Ariana Osman (presenter), Ryan Ramsook, The University of the West Indies; Ron J. Steel, Cornel Olariu, The University of Texas at Austin; Si Chen; China University of Geosciences

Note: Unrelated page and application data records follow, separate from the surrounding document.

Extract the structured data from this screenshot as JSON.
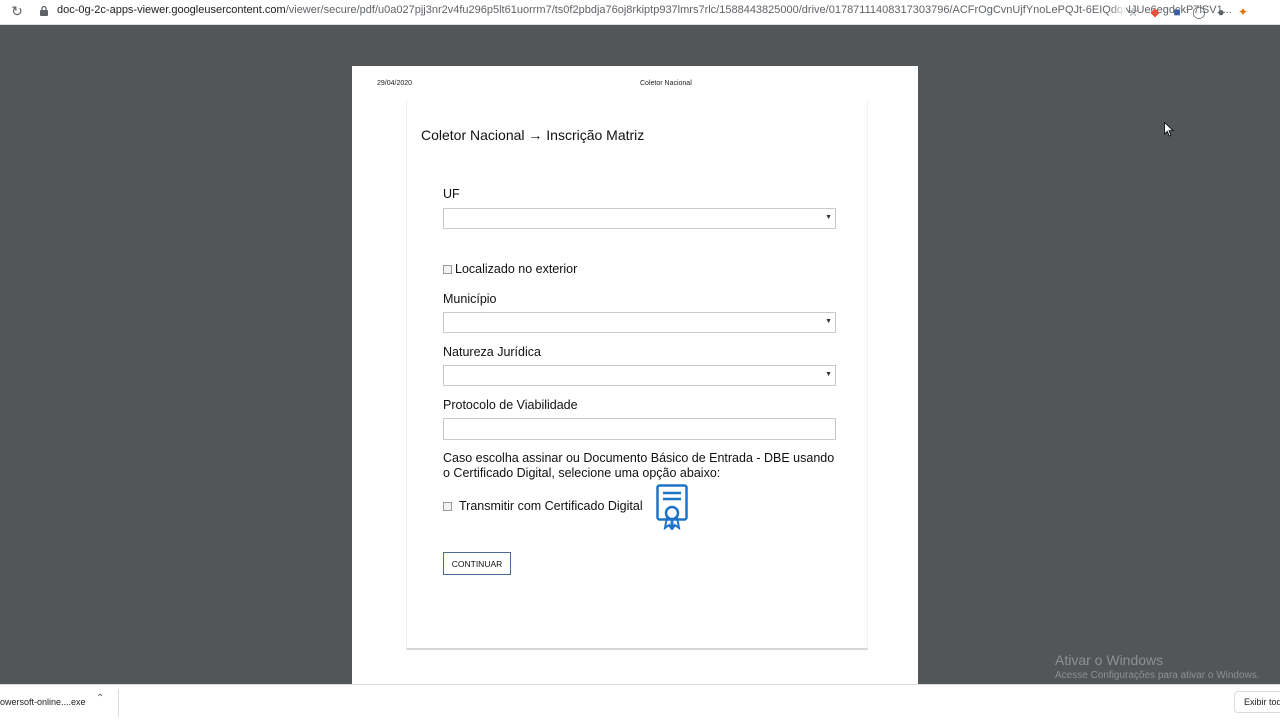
{
  "browser": {
    "url_host": "doc-0g-2c-apps-viewer.googleusercontent.com",
    "url_path": "/viewer/secure/pdf/u0a027pjj3nr2v4fu296p5lt61uorrm7/ts0f2pbdja76oj8rkiptp937lmrs7rlc/1588443825000/drive/01787111408317303796/ACFrOgCvnUjfYnoLePQJt-6EIQdqNJUe6egdckP7lSV1...",
    "icons": [
      "reload-icon",
      "lock-icon",
      "star-icon",
      "extension-icon",
      "extension-icon",
      "extension-icon",
      "extension-icon",
      "extension-icon"
    ]
  },
  "pdf": {
    "header_date": "29/04/2020",
    "header_title": "Coletor Nacional"
  },
  "form": {
    "title": "Coletor Nacional → Inscrição Matriz",
    "uf_label": "UF",
    "uf_value": "",
    "exterior_label": "Localizado no exterior",
    "exterior_checked": false,
    "municipio_label": "Município",
    "municipio_value": "",
    "natureza_label": "Natureza Jurídica",
    "natureza_value": "",
    "protocolo_label": "Protocolo de Viabilidade",
    "protocolo_value": "",
    "info_text": "Caso escolha assinar ou Documento Básico de Entrada - DBE usando o Certificado Digital, selecione uma opção abaixo:",
    "certificado_label": "Transmitir com Certificado Digital",
    "certificado_checked": false,
    "continue_label": "CONTINUAR"
  },
  "watermark": {
    "title": "Ativar o Windows",
    "subtitle": "Acesse Configurações para ativar o Windows."
  },
  "downloads": {
    "item_name": "owersoft-online....exe",
    "show_all_label": "Exibir tod"
  },
  "colors": {
    "viewer_bg": "#525659",
    "button_border": "#4a6a9a",
    "cert_icon": "#1e73c8"
  }
}
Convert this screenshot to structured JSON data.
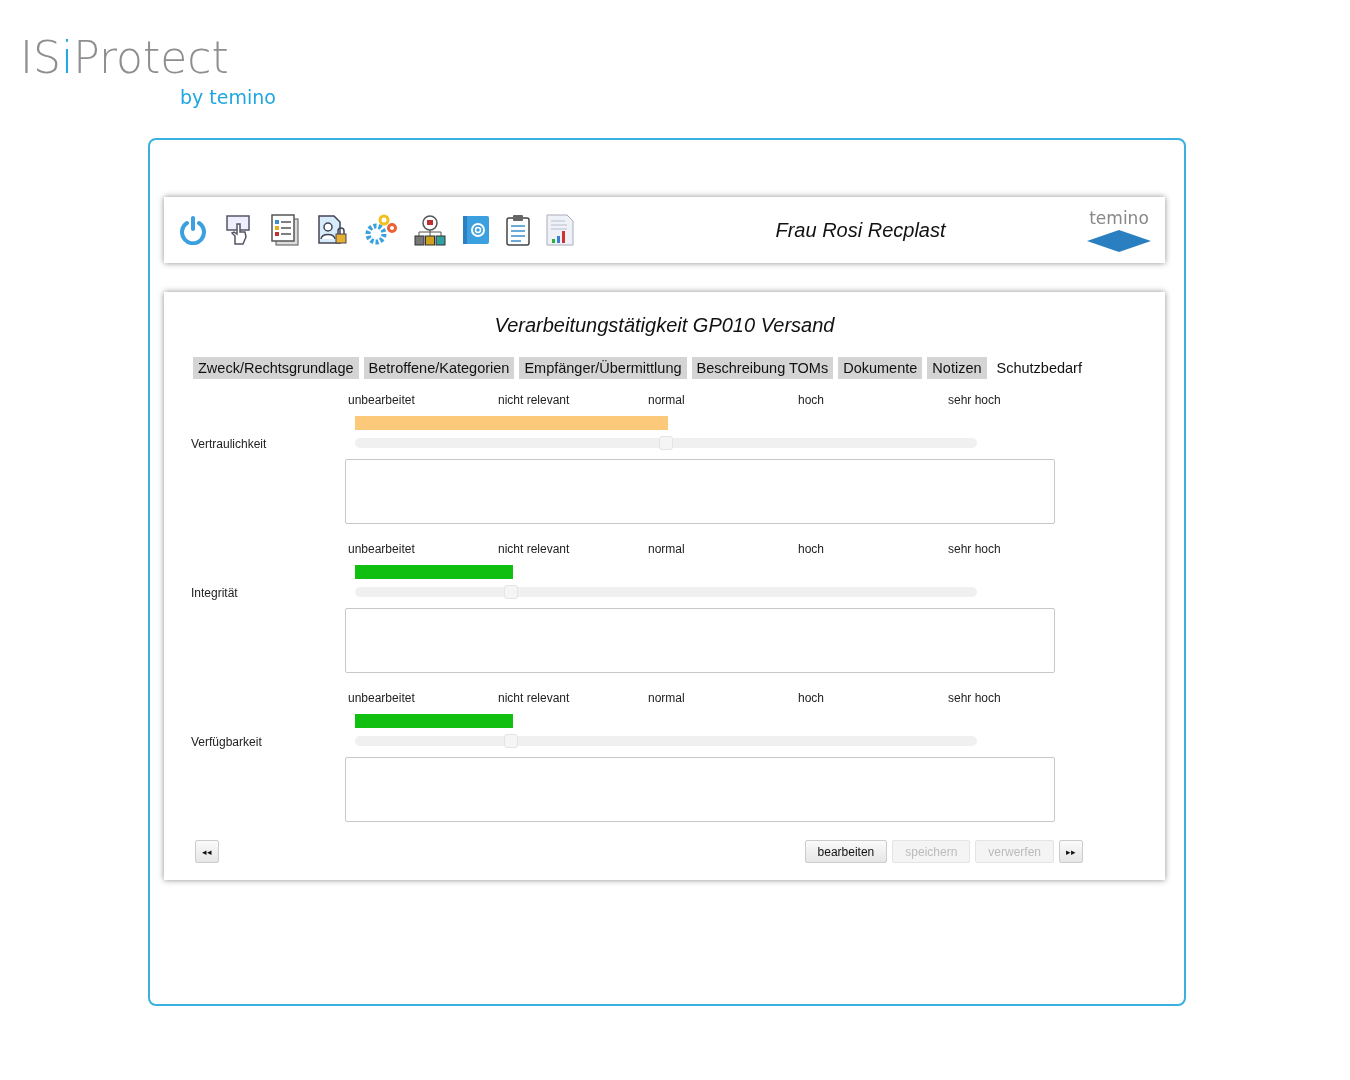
{
  "logo": {
    "parts": [
      {
        "text": "IS",
        "accent": false
      },
      {
        "text": "i",
        "accent": true
      },
      {
        "text": "Protect",
        "accent": false
      }
    ],
    "tagline": "by temino"
  },
  "header": {
    "toolbar": [
      {
        "kind": "power"
      },
      {
        "kind": "touch"
      },
      {
        "kind": "list"
      },
      {
        "kind": "lockdoc"
      },
      {
        "kind": "gears"
      },
      {
        "kind": "org"
      },
      {
        "kind": "address"
      },
      {
        "kind": "clipboard"
      },
      {
        "kind": "report"
      }
    ],
    "user": "Frau Rosi Recplast",
    "brand": "temino"
  },
  "title": "Verarbeitungstätigkeit GP010 Versand",
  "tabs": [
    {
      "label": "Zweck/Rechtsgrundlage",
      "selected": false
    },
    {
      "label": "Betroffene/Kategorien",
      "selected": false
    },
    {
      "label": "Empfänger/Übermittlung",
      "selected": false
    },
    {
      "label": "Beschreibung TOMs",
      "selected": false
    },
    {
      "label": "Dokumente",
      "selected": false
    },
    {
      "label": "Notizen",
      "selected": false
    },
    {
      "label": "Schutzbedarf",
      "selected": true
    }
  ],
  "criteria": [
    {
      "name": "Vertraulichkeit",
      "scale": [
        "unbearbeitet",
        "nicht relevant",
        "normal",
        "hoch",
        "sehr hoch"
      ],
      "level": 0.5,
      "color": "#fcc87a"
    },
    {
      "name": "Integrität",
      "scale": [
        "unbearbeitet",
        "nicht relevant",
        "normal",
        "hoch",
        "sehr hoch"
      ],
      "level": 0.25,
      "color": "#10bf10"
    },
    {
      "name": "Verfügbarkeit",
      "scale": [
        "unbearbeitet",
        "nicht relevant",
        "normal",
        "hoch",
        "sehr hoch"
      ],
      "level": 0.25,
      "color": "#10bf10"
    }
  ],
  "nav": {
    "prev": "◂◂",
    "next": "▸▸"
  },
  "actions": [
    {
      "label": "bearbeiten",
      "disabled": false
    },
    {
      "label": "speichern",
      "disabled": true
    },
    {
      "label": "verwerfen",
      "disabled": true
    }
  ]
}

The continuous eastward migration of the Caribbean plate altered paleo-drainage directions since the middle Eocene, diverting the once north flowing mighty Orinoco to its current west-east trajectory across eastern Venezuela and Trinidad. In the late Miocene, the Cruse Formation marks the arrival of the delta on Trinidad, depositing a clastic wedge of >2500 ft which accreted eastwards by shallow to deepwater clinoform increments driven mainly by a huge sediment flux and glacio-eustatic climate cycles (ca. 100 ky), but modulated by Caribbean tectonics. In this study, 58 well logs and outcrop data were integrated to construct a 3D picture for 15 continental-margin clinoforms (C10-C24) to unravel the impact of tectonics on the sedimentation trends observed for the Cruse. The clinoforms have an average height of 550 m, continental slope of 2.5˚ tapering to 1˚, and a distance from shelf-edge to near-base of slope of >10 km, and can be grouped into three developmental phases: 1) C10-C13 have a flat shelf-edge trajectory, suggesting a high supply of sediment during periods of repeated icehouse rise and fall of eustatic sea-level, with fall outpacing subsidence rates. These topset sands are interpreted to have a strong fluvial regime that may have been influenced by the development of NE-SW directed growing thrusts, creating an embayed paleo-Columbus Channel area protected from strong wave energy; 2) C14-20 has an aggradational pattern with a rising shelf-edge trajectory, possibly resulting from increased tectonic induced subsidence as the Caribbean plate migrated eastwards post the culmination of collision in the Middle Miocene; 3) C21-24 show strong margin progradation, similar to C10-13, but, their topsets have a much stronger wave influence as the delta prograded past the subtle thrusts.
Ariana Osman, The University of the West Indies
Ariana earned a BSc from Western, Canada and a MSc from the University of Texas at Austin.
With 3 years of experience in the industry, she currently is PhD student at the University of the West Indies, Trinidad, where she researches and teaches courses in Sedimentology, Stratigraphy and Petroleum Geology. Previously, she has worked at BP Trinidad and Tobago, and Leibniz University Hannover.
Ariana is a member of AAPG, SEPM, IAS and GSA.